Psychology for Project Managers
Anyone who does routine work in a traditional organisational structure may, in principle, continue to work with the same colleagues until retirement.
You often get to know your colleagues well. You learn how to interact with your colleagues individually and how to establish a department structure and organization over the years.
Projects are constantly evolving and new tasks must be approached and completed. To meet the challenges ahead, different tasks require different skills. Each project has a project team.
This type of collaboration is growing in popularity and can be seen in the form of e.g. You can choose to work in matrix organisations or project-based organisations.

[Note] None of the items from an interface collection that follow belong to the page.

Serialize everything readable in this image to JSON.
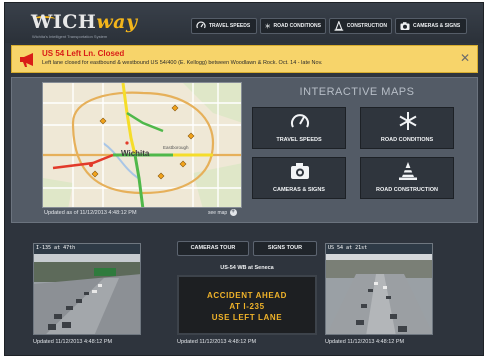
{
  "header": {
    "logo_main": "WICH",
    "logo_accent": "way",
    "logo_tagline": "Wichita's Intelligent Transportation System",
    "nav": [
      {
        "label": "TRAVEL SPEEDS",
        "icon": "speedometer-icon"
      },
      {
        "label": "ROAD CONDITIONS",
        "icon": "snowflake-icon"
      },
      {
        "label": "CONSTRUCTION",
        "icon": "traffic-cone-icon"
      },
      {
        "label": "CAMERAS & SIGNS",
        "icon": "camera-icon"
      }
    ]
  },
  "alert": {
    "title": "US 54 Left Ln. Closed",
    "message": "Left lane closed for eastbound & westbound US 54/400 (E. Kellogg) between Woodlawn & Rock. Oct. 14 - late Nov.",
    "close": "✕",
    "colors": {
      "background": "#f7d46a",
      "title": "#d91d17"
    }
  },
  "maps": {
    "city_label": "Wichita",
    "district_label": "Eastborough",
    "updated": "Updated as of 11/12/2013 4:48:12 PM",
    "see_map": "see map",
    "title": "INTERACTIVE MAPS",
    "tiles": [
      {
        "label": "TRAVEL SPEEDS",
        "icon": "speedometer-icon"
      },
      {
        "label": "ROAD CONDITIONS",
        "icon": "snowflake-icon"
      },
      {
        "label": "CAMERAS & SIGNS",
        "icon": "camera-icon"
      },
      {
        "label": "ROAD CONSTRUCTION",
        "icon": "traffic-cone-icon"
      }
    ]
  },
  "cameras": {
    "left": {
      "caption": "I-135 at 47th",
      "updated": "Updated 11/12/2013 4:48:12 PM"
    },
    "right": {
      "caption": "US 54 at 21st",
      "updated": "Updated 11/12/2013 4:48:12 PM"
    }
  },
  "signs": {
    "cameras_tour": "CAMERAS TOUR",
    "signs_tour": "SIGNS TOUR",
    "location": "US-54 WB at Seneca",
    "lines": [
      "ACCIDENT AHEAD",
      "AT I-235",
      "USE LEFT LANE"
    ],
    "updated": "Updated 11/12/2013 4:48:12 PM",
    "dms_color": "#f0b32a"
  }
}
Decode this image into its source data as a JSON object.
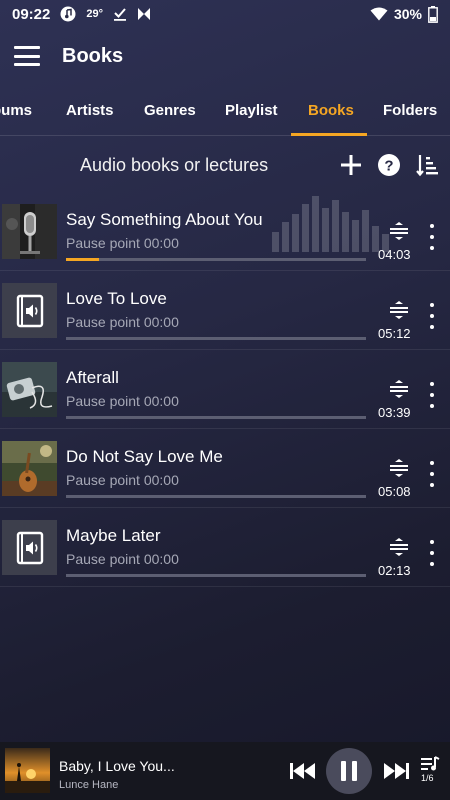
{
  "status_bar": {
    "time": "09:22",
    "temperature": "29°",
    "battery": "30%"
  },
  "header": {
    "title": "Books"
  },
  "tabs": [
    {
      "label": "bums",
      "active": false
    },
    {
      "label": "Artists",
      "active": false
    },
    {
      "label": "Genres",
      "active": false
    },
    {
      "label": "Playlist",
      "active": false
    },
    {
      "label": "Books",
      "active": true
    },
    {
      "label": "Folders",
      "active": false
    }
  ],
  "section": {
    "title": "Audio books or lectures"
  },
  "books": [
    {
      "title": "Say Something About You",
      "pause_point": "Pause point 00:00",
      "duration": "04:03",
      "progress": 0.11,
      "thumb": "microphone"
    },
    {
      "title": "Love To Love",
      "pause_point": "Pause point 00:00",
      "duration": "05:12",
      "progress": 0.0,
      "thumb": "audiobook"
    },
    {
      "title": "Afterall",
      "pause_point": "Pause point 00:00",
      "duration": "03:39",
      "progress": 0.0,
      "thumb": "player"
    },
    {
      "title": "Do Not Say Love Me",
      "pause_point": "Pause point 00:00",
      "duration": "05:08",
      "progress": 0.0,
      "thumb": "guitar"
    },
    {
      "title": "Maybe Later",
      "pause_point": "Pause point 00:00",
      "duration": "02:13",
      "progress": 0.0,
      "thumb": "audiobook"
    }
  ],
  "mini_player": {
    "title": "Baby, I Love You...",
    "artist": "Lunce Hane",
    "queue": "1/6",
    "state": "playing"
  },
  "colors": {
    "accent": "#f5a623",
    "background": "#262844",
    "track": "#5c5e72"
  }
}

The likelihood that colleagues who don’t know each other well will have to work together increases when the project team is constantly being reorganized. Project managers are responsible for managing such “superficial relationships” within their project teams.
This is also true. There is a greater risk of misunderstandings and conflicts in these situations. Understanding the psychology of these situations will allow you to better judge the behavior of your colleagues and guide them if necessary.
It’s about what happens when people meet for the first time.
A project manager who is successful will be able to manage all aspects of human behavior, adapt and direct his project management accordingly.
Project managers must be knowledgeable in economic issues, project organization, and project management methods. They also need to be familiar with psychological aspects of human cooperation in a project environment.
Herzberg’s Motivational Theory
According to this theory there are two factors that can influence professional motivation. These so-called motivation factors can increase job satisfaction. These factors can range from being ‘not satisfied to being’satisfied.
Motivation factors are essentially related to the job’s content. The so-called hygiene elements, on the other hand refer to the work environment. These conditions do not guarantee satisfaction but can help to prevent dissatisfaction.
The hygiene factors range from being ‘dissatisfied to ‘not satisfied’. Herzberg states that employees must feel happy and motivated at work if they want to be satisfied.
It is important to remember hygiene factors, regardless of how well they are managed and fulfilled, cannot lead to job satisfaction. They can, at best, prevent dissatisfaction. Once hygiene factors are met, motivational factors can then be used to achieve real job satisfaction.
Motivation Intrinsic as well as Extrinsic
There are two types of motivation. It can be either intrinsic, which is when it comes from within, or from an inner drive. Or it can come from outside (extrinsic) when it is required by others or circumstances.
Herzberg’s motivational theory, also known as the two-factor theory, identifies extrinsic factors within the hygiene factors. These include, for instance, work safety or salary. These are extrinsic.
We do something to either get a reward (in this case the salary) or to avoid punishment or a negative consequence (in this case losing our job). Herzberg’s theory shows that external or extrinsic factors are not always suitable for motivating real motivation. However, they can help to avoid dissatisfaction.
Motivational factors, however, are i